As you might have heard, Louis C.K. made a return back to the Comedy Cellar in August. That controversial move prompted many comedians, such as Jimmy Kimmel, to speak out on the issue. It has also prompted Padma Lakshmi to discuss Louis C.K.'s potential comeback, and she is not holding back her feelings on the subject.
In response to C.K.'s return to the public stage, Kimmel told The Hollywood Reporter that it's up to the audience to decide whether to welcome back disgraced comedians. He also said, "If we get into the business of sanitizing every comedian and doing a thorough background check before they walk through the door, it’s going to be a very empty stage."
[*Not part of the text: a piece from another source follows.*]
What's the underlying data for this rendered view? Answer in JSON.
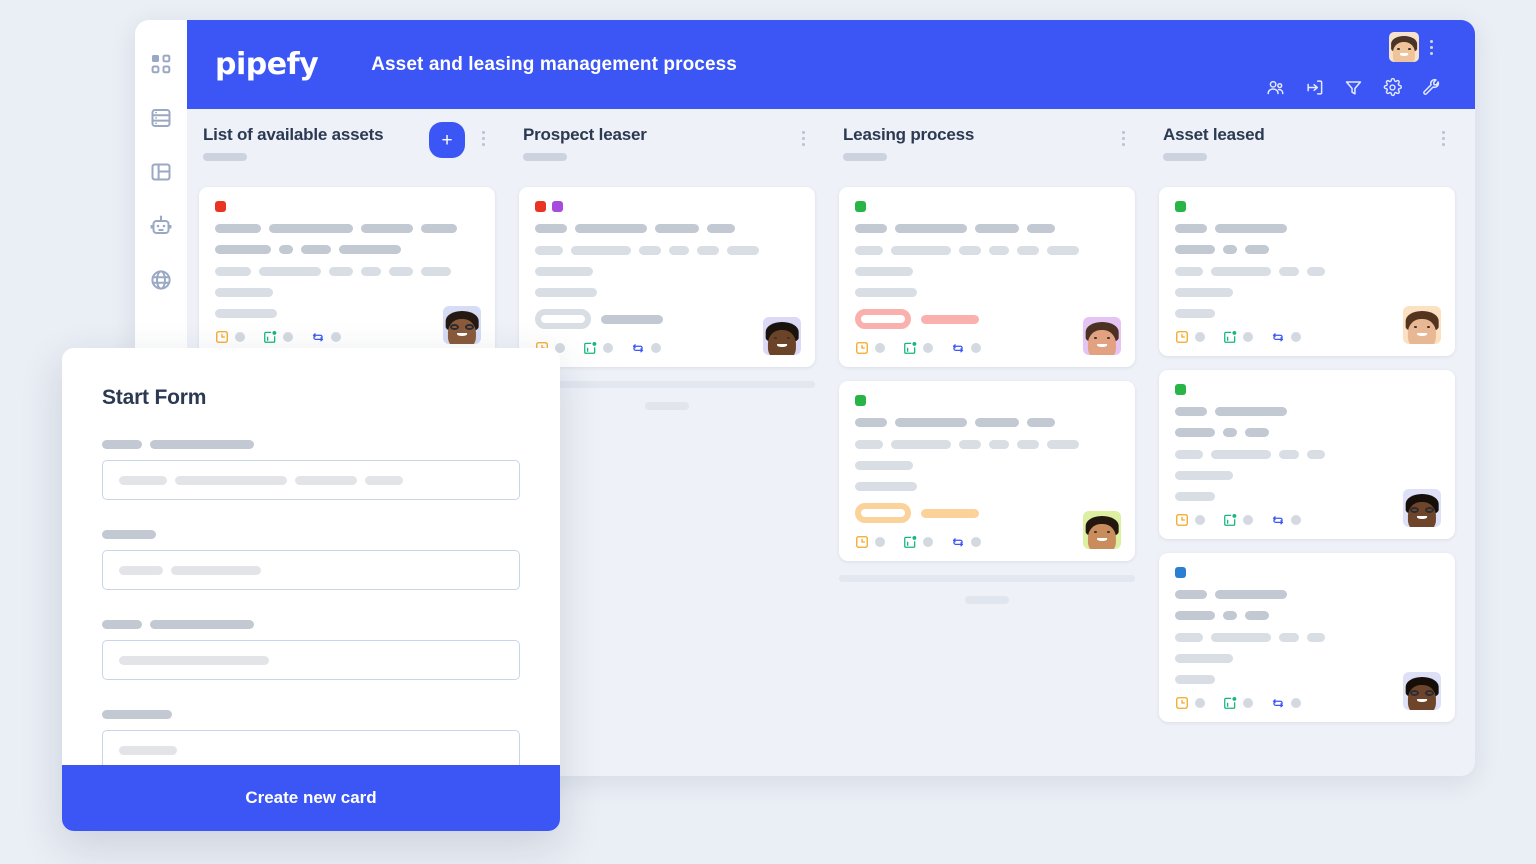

These comments didn't sit right with Lakshmi, who responded to Kimmel on Twitter on Oct. 3 and highlighted exactly why so many have an issue with C.K.'s presumed comeback. In her first tweet, Lakshmi wrote:
"Love you @jimmykimmel but the comedy community can also evolve their culture so that a known abuser who sexually humiliated women & silenced them for decades isn't welcomed back w/ open arms by @ComedyCellarUSA. I know a lot of standups who are NOT ok with sharing a bill with him."
She followed this up with another tweet in which she said that there doesn't need to be a "background check" on someone such as C.K. since he admitted to committing the actions in question. Lakshmi wrote, "A 'background check' isn't really necessary for someone who openly admitted to masturbating in front of/on the phone to female colleagues for decades. We should just, as a culture and an NYC comedy community say, 'Actually f**k that.'"
Bustle reached out to Kimmel's reps for comment on Lakshmi's tweets, as well as the backlash in general, but did not receive an immediate response.
The Top Chef host ended her series of tweets with a direct message to the Comedy Cellar, in which she described exactly why welcoming back C.K. is such a poor move. She wrote,
"The real issue here is that Noam Dworman and the @ComedyCellarUSA have an opportunity to stop giving an admitted (repeated) sexual abuser a platform and they won't. By protecting/enabling abusers you are part of the problem: it doesn't just go away."
The Comedy Cellar has not responded to Lakshmi's tweets directly. (Bustle reached out to the venue for comment, but did not receive an immediate response.) However, Brooklyn Vegan did note on Twitter that the club recently added a new "swim at your own risk" disclaimer at the venue in which they said patrons are allowed to leave, with their checks on the house, if they're not comfortable with any unannounced guests.
As previously mentioned, C.K. made a surprise return to the Comedy Cellar in late August, which didn't sit well with many, given his previous admissions. According to Page Six, he made yet another trip to the venue on Sept. 30. His return to the public eye came nearly a year after he admitted to committing several acts of sexual misconduct.
After five women accused him of sexual misconduct, as initially reported by The New York Times, C.K. released a statement, through his rep, to Bustle regarding the report in November 2017:
"I want to address the stories told to the New York Times by five women named Abby, Rebecca, Dana, Julia who felt able to name themselves and one who did not.
These stories are true. At the time, I said to myself that what I did was okay because I never showed a woman my dick without asking first, which is also true. But what I learned later in life, too late, is that when you have power over another person, asking them to look at your dick isn’t a question. It’s a predicament for them. The power I had over these women is that they admired me. And I wielded that power irresponsibly."
The comedy community, and the community at large, should definitely take heed of Lakshmi's latest statements. Given that C.K. admitted to committing sexual misconduct, like the Top Chef host said, welcoming him back into the spotlight with open arms isn't exactly the way to go.
If you or someone you know has been sexually assaulted, call the National Sexual Assault Telephone Hotline at 800-656-HOPE (4673) or visit online.rainn.org.